More generally, each work displays a strong sense of theatricality and theatrical illusionism. The pieces are not about things, but rather the uses of things – their tactile quality and visual beauty – to serve as metaphors for ideas in order to transform reality into something else. As viewers step back from the Gazing Ball sculptures, they realize that what is reflected in each spherical mirror is specific to their own collected memories.

The Gazing Balls also reference famous artworks from the past. For example, in Koons's Michael Jackson and Bubbles (1988), the artist mirrored a sculpture of a puppy playing with a ball in order to create an infinite regress. Additionally, his Janus-like portrait of himself as both the "gazer" and the "gazed upon" in the Gazing Ball series may pay homage to Giacometti's sculpture The Chariot (1947–50), which also appears as an early influence in Koons's sculptures of "heroic" basketball players such as Michael Jordan and Dennis Rodman.

More recently, the series is a direct reference to canonical works of art, including de Kooning's monumental Excavation (1950), Leonardo da Vinci's Mona Lisa (1503–06), and the iconic American Gothic by Grant Wood. As with much of his work, the Gazing Ball series reactivates and intensifies familiar scenes, whether from legend or the everyday, reflecting and affirming viewers and their environments. Each sculpture is a hand-blown glass orb or sphere, blown to look like a traditional marble, embedded with images that reflect the viewer's environment in an infinite spectrum of colors as they walk around to see themselves from all angles. 
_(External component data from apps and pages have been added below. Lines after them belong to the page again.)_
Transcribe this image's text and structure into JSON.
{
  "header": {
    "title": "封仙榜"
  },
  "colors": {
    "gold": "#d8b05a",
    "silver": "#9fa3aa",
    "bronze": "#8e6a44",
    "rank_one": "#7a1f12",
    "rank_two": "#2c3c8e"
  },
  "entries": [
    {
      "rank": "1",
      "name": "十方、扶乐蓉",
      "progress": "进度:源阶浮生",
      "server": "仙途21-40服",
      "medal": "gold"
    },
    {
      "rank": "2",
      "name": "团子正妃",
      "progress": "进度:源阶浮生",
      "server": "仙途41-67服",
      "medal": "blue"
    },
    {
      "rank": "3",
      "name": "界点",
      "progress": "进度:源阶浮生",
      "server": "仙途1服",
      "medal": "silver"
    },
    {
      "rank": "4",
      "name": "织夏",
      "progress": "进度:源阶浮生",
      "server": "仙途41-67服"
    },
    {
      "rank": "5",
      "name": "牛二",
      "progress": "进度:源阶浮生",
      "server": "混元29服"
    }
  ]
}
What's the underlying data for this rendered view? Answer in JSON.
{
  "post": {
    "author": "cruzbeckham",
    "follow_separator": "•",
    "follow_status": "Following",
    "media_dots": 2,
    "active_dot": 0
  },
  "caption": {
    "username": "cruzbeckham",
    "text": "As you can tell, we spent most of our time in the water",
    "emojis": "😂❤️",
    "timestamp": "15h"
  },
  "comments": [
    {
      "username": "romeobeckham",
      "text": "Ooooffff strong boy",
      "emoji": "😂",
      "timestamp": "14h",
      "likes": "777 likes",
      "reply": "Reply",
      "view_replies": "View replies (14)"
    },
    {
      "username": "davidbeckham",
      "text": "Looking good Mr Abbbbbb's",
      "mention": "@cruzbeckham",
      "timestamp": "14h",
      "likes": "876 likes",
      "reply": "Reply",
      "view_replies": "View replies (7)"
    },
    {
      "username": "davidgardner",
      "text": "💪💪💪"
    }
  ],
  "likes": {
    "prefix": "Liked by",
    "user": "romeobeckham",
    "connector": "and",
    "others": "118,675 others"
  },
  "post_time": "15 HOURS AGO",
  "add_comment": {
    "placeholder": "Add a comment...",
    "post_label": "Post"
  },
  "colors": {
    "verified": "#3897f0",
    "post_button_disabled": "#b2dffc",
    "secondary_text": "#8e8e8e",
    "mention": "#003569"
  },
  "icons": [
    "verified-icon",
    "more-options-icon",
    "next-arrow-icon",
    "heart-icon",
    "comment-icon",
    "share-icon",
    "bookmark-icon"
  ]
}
Koons started working on his Gazing Ball series in 2012 and has shown the work in a series of exhibitions across the world since. In May 2017, Koons's Gazing Ball (turquoise) will be on display at the Whitney Museum of American Art's annual summer exhibition.

Also on view until January 8, 2018, is his Coloring Book sculpture at New York's Lever House; a 21-foot tall stainless steel sculpture that has been gilded in 24-carat gold leaf, colored with 1,000 paint hues and adorned with 8-foot figurines. Inspired by the pages of a coloring book, it features Koons's signature balloon dogs and hearts made from antique ceramic shards.

The work is an update on his 1968 Coloring Book, a lithographic sketchbook of ball-like floating shapes and cartoonish characters that also appear in his 2013 installation at the Château de Versailles. In addition to his exhibitions, Koons has made a number of television appearances including an interview with Charlie Rose. 

It has shown how Koons's artworks reference the past by creating hand-blown glass spheres and using marble, which is not only a traditional sculptural material but also one that signifies authority. It showed how he combines painting, sculpture, and architecture in order to multiply sensory experience as well as showing his philosophical ideas. Thus we can see why his art has been very popular.